Yesterday was Census day. I filled in my name, family, address, education, health, work, religion, ethnicity, sexual identity…
This morning I read the story of Jephthah (Judges 11). His census form would include… Family: ‘His father was Gilead, his mother was a prostitute’. Address: he ‘fled from his brothers and settled in Tob’ . Occupation: a rebel leader, military general and judge.
One of my school assemblies featured a ‘secret picture’. Holding this ‘picture’ with it’s back to the children I described it: ‘It’s a picture of someone that everybody knows’…. Eventually a volunteer would look at my ‘secret picture’. ‘Do you recognise that person?’
They always did. They were looking in a mirror.
Like the census the mirror shows the real me… teenage spots, senior wrinkles, grey hairs… Choosing not to look in the mirror doesn’t change what I look like.
Yesterday a good friend was looking in her mirror. She’s weary with her church that has shown little life or concern in the last year. She’s talking to her daughter and son-in-law who are going through a tough time in their marriage.
Family and church are very sad and complicated. She says: ‘I hope and pray that something may break through before either/both are completely worn out.’
Another friend, looking in his mirror, writes of imminent chemotherapy: ‘…ten 3-weekly cycles of infusion, with similar side-effects to last time. That will presumably mean I will feel unwell for 50% of the time…’
I complete the national census and send it off; looking in my mirror I complete my personal census – family, health, feelings, future; I reflect on what’s invisible and spiritual, my faith, hope and love.

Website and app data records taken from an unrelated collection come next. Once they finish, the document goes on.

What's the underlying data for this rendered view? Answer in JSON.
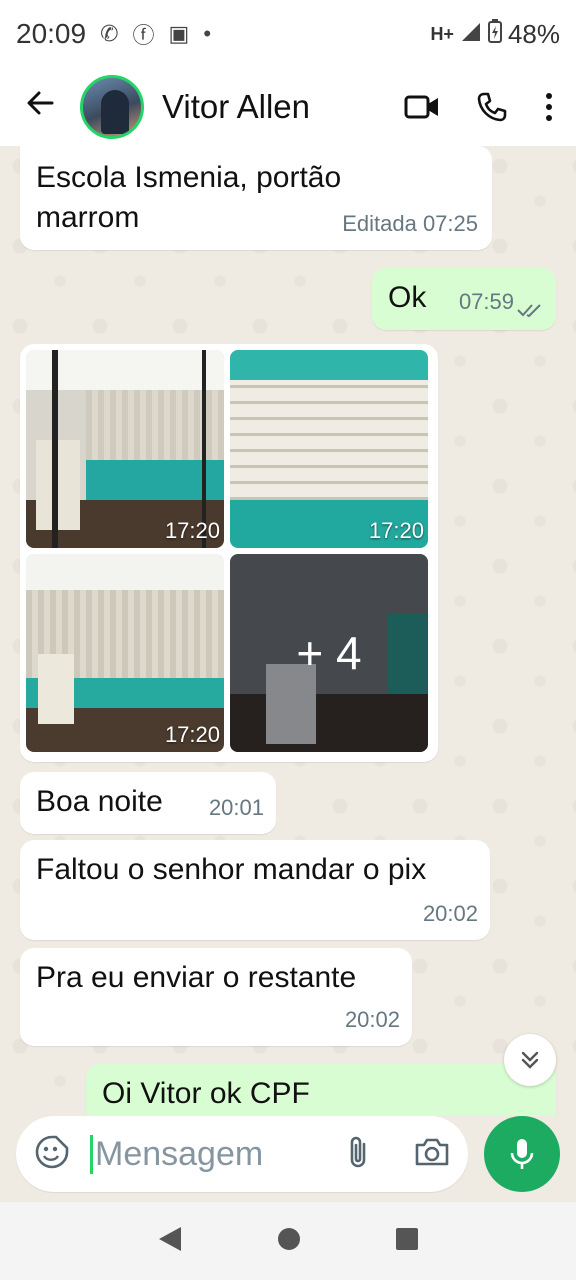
{
  "status_bar": {
    "time": "20:09",
    "network": "H+",
    "battery": "48%"
  },
  "header": {
    "contact_name": "Vitor Allen"
  },
  "messages": [
    {
      "text": "Escola Ismenia, portão marrom",
      "meta": "Editada 07:25"
    },
    {
      "text": "Ok",
      "time": "07:59"
    },
    {
      "text": "Boa noite",
      "time": "20:01"
    },
    {
      "text": "Faltou o senhor mandar o pix",
      "time": "20:02"
    },
    {
      "text": "Pra eu enviar o restante",
      "time": "20:02"
    },
    {
      "text": "Oi Vitor ok CPF"
    }
  ],
  "media": {
    "times": [
      "17:20",
      "17:20",
      "17:20"
    ],
    "more_count": "+ 4"
  },
  "composer": {
    "placeholder": "Mensagem"
  },
  "colors": {
    "accent": "#25d366",
    "mic": "#1daa61",
    "outgoing": "#d9fdd3",
    "incoming": "#ffffff",
    "chat_bg": "#efeae2"
  },
  "icons": [
    "back-arrow-icon",
    "video-call-icon",
    "phone-icon",
    "more-vert-icon",
    "double-check-icon",
    "emoji-icon",
    "attach-icon",
    "camera-icon",
    "mic-icon",
    "scroll-down-icon",
    "nav-back-icon",
    "nav-home-icon",
    "nav-recents-icon"
  ]
}
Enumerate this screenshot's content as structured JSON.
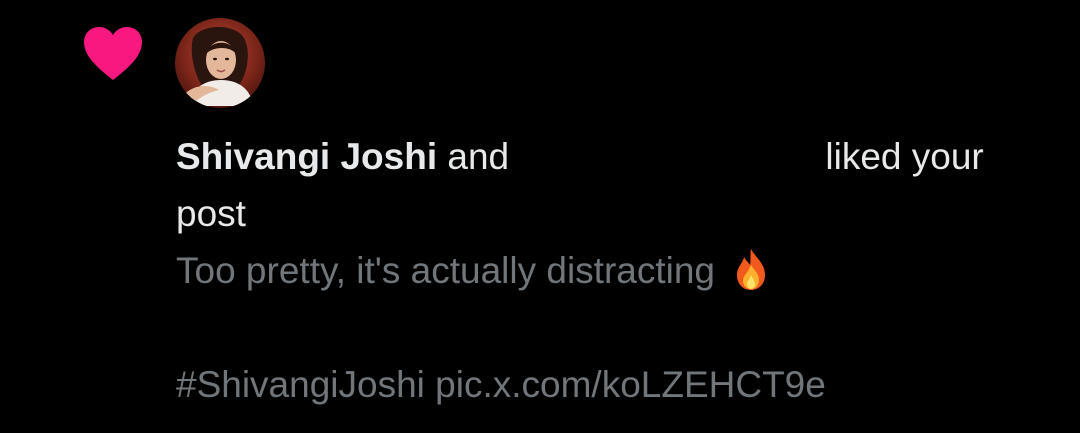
{
  "notification": {
    "type_icon": "heart-icon",
    "accent_color": "#f91880",
    "avatar": "avatar",
    "actor_name": "Shivangi Joshi",
    "connector": "and",
    "action_text": "liked your post",
    "post": {
      "line1": "Too pretty, it's actually distracting",
      "emoji_icon": "fire-icon",
      "hashtag": "#ShivangiJoshi",
      "link": "pic.x.com/koLZEHCT9e"
    }
  },
  "colors": {
    "background": "#000000",
    "primary_text": "#e7e9ea",
    "secondary_text": "#71767b",
    "heart": "#f91880"
  }
}
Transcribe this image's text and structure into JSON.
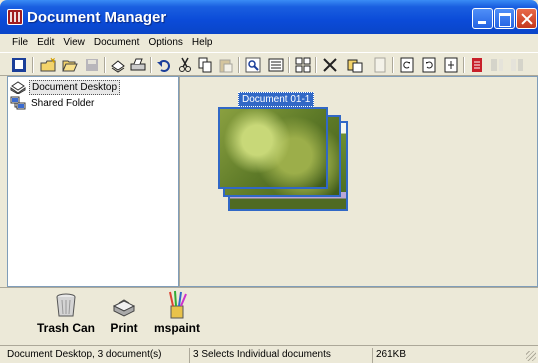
{
  "window": {
    "title": "Document Manager"
  },
  "menu": [
    "File",
    "Edit",
    "View",
    "Document",
    "Options",
    "Help"
  ],
  "toolbar_icons": [
    "new-document-icon",
    "new-folder-icon",
    "open-folder-icon",
    "save-icon",
    "scan-icon",
    "print-icon",
    "undo-icon",
    "cut-icon",
    "copy-icon",
    "paste-icon",
    "find-icon",
    "view-details-icon",
    "view-thumbnails-icon",
    "delete-icon",
    "duplicate-icon",
    "blank-page-icon",
    "rotate-left-icon",
    "rotate-right-icon",
    "flip-icon",
    "stack-icon",
    "unstack-icon",
    "split-icon"
  ],
  "tree": [
    {
      "label": "Document Desktop",
      "icon": "desktop-tray-icon",
      "selected": true
    },
    {
      "label": "Shared Folder",
      "icon": "shared-folder-icon",
      "selected": false
    }
  ],
  "document": {
    "label": "Document 01-1"
  },
  "shelf": [
    {
      "label": "Trash Can",
      "icon": "trash-can-icon"
    },
    {
      "label": "Print",
      "icon": "printer-icon"
    },
    {
      "label": "mspaint",
      "icon": "paint-brushes-icon"
    }
  ],
  "status": {
    "location": "Document Desktop, 3 document(s)",
    "selection": "3 Selects Individual documents",
    "size": "261KB"
  },
  "colors": {
    "titlebar": "#0a45c8",
    "selection": "#3168c6",
    "close": "#c4371d",
    "face": "#ece9d8"
  }
}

Hundreds of years after he died Jephthah’s name was written in a ‘post-mortem census’… famous heroes from Jewish history who were commended for their faith… ‘Faith is being sure of what we hope for and certain of what we do not see.’